• _What is expected_
Copy all lines in the data that contain the string "this".

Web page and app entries
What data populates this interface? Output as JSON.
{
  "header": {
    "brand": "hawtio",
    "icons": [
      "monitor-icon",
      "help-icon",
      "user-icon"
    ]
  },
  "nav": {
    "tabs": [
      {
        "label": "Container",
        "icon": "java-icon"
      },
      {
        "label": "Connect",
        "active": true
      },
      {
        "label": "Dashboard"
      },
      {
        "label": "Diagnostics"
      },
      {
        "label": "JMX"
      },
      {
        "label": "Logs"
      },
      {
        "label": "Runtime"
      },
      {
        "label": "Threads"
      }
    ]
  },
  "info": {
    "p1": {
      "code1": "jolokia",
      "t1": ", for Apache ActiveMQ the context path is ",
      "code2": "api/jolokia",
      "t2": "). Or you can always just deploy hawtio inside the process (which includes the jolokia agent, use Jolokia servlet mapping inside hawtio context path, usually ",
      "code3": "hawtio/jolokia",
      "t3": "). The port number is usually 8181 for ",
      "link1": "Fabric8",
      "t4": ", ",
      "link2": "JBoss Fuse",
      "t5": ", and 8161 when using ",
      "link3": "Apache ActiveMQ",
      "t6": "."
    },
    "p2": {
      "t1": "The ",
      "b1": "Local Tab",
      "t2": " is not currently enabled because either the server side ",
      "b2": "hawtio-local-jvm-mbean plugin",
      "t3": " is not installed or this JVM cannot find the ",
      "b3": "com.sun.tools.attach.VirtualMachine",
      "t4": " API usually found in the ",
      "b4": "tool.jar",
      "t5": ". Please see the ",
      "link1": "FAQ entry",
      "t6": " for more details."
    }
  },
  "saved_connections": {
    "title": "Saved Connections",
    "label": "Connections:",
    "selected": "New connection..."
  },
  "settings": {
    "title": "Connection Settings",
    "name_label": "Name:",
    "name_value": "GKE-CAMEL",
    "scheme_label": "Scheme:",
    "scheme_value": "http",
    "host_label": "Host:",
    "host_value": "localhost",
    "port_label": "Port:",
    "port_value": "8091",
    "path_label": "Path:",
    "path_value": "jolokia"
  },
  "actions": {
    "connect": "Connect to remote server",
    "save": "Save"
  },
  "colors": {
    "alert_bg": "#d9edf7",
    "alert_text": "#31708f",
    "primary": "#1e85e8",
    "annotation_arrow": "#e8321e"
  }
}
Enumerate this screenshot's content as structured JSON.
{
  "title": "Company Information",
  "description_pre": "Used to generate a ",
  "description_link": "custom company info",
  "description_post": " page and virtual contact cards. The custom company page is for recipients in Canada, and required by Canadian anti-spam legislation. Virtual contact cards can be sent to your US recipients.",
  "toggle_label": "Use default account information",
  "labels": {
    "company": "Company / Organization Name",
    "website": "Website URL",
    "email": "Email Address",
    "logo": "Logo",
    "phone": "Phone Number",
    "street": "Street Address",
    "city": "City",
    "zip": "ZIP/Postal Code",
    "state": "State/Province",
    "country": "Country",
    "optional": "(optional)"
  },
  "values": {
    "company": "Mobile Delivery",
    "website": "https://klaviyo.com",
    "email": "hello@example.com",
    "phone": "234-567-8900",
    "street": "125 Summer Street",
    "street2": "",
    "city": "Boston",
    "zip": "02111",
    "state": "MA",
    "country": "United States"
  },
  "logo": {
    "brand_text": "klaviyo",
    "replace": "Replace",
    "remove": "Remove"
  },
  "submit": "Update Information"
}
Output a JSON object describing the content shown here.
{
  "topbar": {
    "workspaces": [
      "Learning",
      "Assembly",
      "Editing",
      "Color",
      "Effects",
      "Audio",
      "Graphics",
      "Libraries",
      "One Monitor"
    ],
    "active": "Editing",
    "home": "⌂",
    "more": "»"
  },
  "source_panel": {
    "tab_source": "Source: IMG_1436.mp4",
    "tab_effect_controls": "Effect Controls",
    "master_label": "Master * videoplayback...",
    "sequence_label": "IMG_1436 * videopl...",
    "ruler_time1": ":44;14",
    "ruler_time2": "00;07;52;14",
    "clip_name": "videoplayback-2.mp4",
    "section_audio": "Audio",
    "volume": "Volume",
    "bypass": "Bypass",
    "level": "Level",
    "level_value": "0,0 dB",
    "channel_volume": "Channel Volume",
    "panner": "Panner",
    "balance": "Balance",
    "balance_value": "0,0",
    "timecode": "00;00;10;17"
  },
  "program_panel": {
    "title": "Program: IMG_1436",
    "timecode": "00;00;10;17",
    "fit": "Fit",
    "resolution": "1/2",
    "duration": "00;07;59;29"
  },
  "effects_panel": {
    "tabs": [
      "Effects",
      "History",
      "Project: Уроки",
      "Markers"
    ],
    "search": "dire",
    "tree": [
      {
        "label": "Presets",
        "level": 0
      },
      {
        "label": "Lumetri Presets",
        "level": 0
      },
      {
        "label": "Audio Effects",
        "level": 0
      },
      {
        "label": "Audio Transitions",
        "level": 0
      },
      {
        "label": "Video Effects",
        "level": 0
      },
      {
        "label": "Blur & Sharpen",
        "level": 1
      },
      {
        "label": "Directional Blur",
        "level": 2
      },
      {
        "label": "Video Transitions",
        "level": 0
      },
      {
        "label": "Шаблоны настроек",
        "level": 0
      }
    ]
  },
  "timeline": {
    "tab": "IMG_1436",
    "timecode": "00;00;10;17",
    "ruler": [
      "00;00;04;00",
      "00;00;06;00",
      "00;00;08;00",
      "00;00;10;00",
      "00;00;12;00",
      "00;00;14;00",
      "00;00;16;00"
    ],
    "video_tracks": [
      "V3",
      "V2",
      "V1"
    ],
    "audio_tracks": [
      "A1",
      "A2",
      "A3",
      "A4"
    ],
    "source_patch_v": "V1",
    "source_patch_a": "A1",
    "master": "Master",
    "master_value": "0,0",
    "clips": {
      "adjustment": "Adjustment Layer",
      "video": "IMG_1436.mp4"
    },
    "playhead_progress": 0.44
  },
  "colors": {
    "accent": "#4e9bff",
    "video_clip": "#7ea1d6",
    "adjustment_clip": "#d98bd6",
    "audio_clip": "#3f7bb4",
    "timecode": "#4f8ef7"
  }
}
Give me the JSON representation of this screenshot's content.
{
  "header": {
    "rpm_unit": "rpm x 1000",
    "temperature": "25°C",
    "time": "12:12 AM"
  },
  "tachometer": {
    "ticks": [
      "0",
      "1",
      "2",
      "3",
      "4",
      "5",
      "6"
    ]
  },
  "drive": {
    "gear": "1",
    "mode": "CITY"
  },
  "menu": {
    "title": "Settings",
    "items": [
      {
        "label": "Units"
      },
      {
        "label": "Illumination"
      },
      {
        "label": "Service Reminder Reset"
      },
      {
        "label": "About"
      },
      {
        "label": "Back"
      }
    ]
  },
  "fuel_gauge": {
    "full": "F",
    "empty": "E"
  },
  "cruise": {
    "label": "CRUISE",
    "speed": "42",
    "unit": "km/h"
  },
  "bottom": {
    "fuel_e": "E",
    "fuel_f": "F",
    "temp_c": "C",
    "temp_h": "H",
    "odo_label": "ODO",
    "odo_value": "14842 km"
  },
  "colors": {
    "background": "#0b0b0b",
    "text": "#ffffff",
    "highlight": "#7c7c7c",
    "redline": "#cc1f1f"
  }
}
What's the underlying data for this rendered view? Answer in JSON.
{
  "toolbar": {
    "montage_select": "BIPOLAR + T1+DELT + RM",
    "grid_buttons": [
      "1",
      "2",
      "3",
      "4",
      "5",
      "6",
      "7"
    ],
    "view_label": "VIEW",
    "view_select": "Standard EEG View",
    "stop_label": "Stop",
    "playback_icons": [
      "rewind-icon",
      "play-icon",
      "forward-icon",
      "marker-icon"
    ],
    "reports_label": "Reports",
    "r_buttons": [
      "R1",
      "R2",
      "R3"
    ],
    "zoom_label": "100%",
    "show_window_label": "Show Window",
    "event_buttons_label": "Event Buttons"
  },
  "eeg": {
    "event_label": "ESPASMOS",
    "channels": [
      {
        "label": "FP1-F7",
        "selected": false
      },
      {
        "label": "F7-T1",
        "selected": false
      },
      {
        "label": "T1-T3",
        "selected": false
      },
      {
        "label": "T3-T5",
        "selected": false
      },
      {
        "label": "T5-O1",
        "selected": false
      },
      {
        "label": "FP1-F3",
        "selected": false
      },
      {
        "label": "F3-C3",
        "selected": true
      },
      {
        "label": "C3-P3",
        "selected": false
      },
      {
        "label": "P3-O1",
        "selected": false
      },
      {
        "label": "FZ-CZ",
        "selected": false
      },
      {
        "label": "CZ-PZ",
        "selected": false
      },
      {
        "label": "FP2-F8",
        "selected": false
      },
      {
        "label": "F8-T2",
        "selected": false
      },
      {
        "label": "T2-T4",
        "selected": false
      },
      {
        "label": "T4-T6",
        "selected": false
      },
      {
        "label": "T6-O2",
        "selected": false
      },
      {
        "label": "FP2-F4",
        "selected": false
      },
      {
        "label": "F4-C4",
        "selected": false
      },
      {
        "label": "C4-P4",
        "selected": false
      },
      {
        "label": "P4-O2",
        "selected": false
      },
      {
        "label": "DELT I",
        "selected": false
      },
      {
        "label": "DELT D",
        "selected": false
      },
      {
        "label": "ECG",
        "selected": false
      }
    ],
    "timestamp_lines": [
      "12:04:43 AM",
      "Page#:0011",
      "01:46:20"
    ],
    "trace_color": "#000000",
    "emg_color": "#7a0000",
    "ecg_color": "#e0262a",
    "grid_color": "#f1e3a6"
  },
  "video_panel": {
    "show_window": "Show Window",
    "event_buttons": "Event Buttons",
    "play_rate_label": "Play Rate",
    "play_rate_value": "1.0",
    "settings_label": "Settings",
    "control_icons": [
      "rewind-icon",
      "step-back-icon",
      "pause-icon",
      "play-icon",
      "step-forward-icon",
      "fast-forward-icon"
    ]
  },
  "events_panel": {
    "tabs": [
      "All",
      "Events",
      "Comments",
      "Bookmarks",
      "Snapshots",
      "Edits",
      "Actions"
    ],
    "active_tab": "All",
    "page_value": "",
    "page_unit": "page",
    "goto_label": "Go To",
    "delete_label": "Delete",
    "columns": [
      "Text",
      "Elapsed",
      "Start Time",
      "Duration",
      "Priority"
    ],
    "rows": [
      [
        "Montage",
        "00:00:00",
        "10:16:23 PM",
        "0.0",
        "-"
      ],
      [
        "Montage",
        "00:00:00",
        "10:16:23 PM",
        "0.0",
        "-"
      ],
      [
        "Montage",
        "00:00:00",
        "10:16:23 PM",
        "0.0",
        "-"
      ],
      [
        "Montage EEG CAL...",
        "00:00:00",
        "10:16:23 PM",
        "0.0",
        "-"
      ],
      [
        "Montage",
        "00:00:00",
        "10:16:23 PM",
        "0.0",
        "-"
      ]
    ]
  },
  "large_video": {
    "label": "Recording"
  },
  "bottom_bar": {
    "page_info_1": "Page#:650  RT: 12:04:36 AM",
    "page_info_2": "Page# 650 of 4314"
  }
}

• _Answer to the exercise_
What data populates this interface? Output as JSON.
      "t3": " is not installed or this JVM cannot find the ",
Enumerate this screenshot's content as structured JSON.
Give me the JSON representation of this screenshot's content.
What's the underlying data for this rendered view? Answer in JSON.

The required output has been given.